** Raw data follows **

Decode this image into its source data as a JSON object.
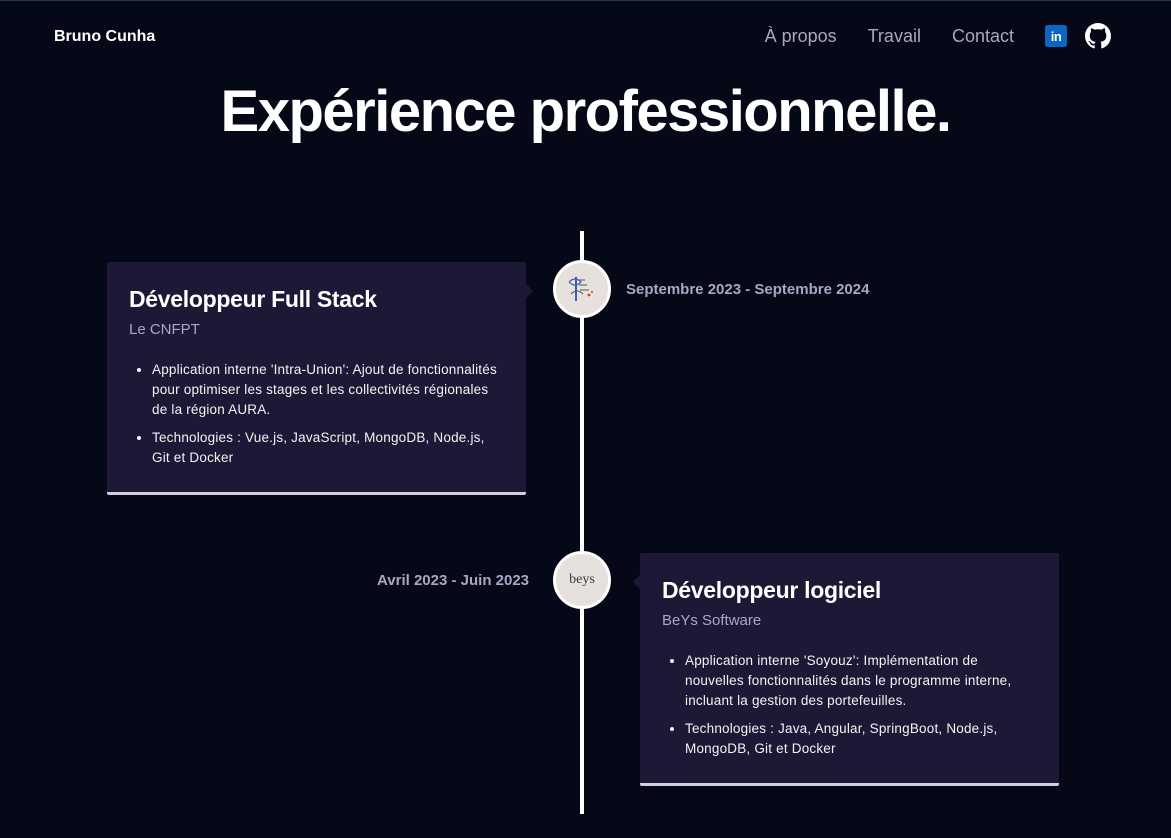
{
  "header": {
    "brand": "Bruno Cunha",
    "nav": [
      "À propos",
      "Travail",
      "Contact"
    ],
    "linkedin_label": "in"
  },
  "page": {
    "title": "Expérience professionnelle."
  },
  "experiences": [
    {
      "title": "Développeur Full Stack",
      "company": "Le CNFPT",
      "date": "Septembre 2023 - Septembre 2024",
      "points": [
        "Application interne 'Intra-Union': Ajout de fonctionnalités pour optimiser les stages et les collectivités régionales de la région AURA.",
        "Technologies : Vue.js, JavaScript, MongoDB, Node.js, Git et Docker"
      ]
    },
    {
      "title": "Développeur logiciel",
      "company": "BeYs Software",
      "date": "Avril 2023 - Juin 2023",
      "logo_text": "beys",
      "points": [
        "Application interne 'Soyouz': Implémentation de nouvelles fonctionnalités dans le programme interne, incluant la gestion des portefeuilles.",
        "Technologies : Java, Angular, SpringBoot, Node.js, MongoDB, Git et Docker"
      ]
    }
  ],
  "colors": {
    "background": "#050816",
    "card": "#1d1836",
    "secondary_text": "#aaa6c3",
    "linkedin": "#0a66c2"
  },
  "icons": [
    "linkedin-icon",
    "github-icon",
    "cnfpt-logo-icon",
    "beys-logo-icon"
  ]
}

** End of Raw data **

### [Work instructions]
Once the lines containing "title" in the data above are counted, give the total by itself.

### [Response to the exercise]
3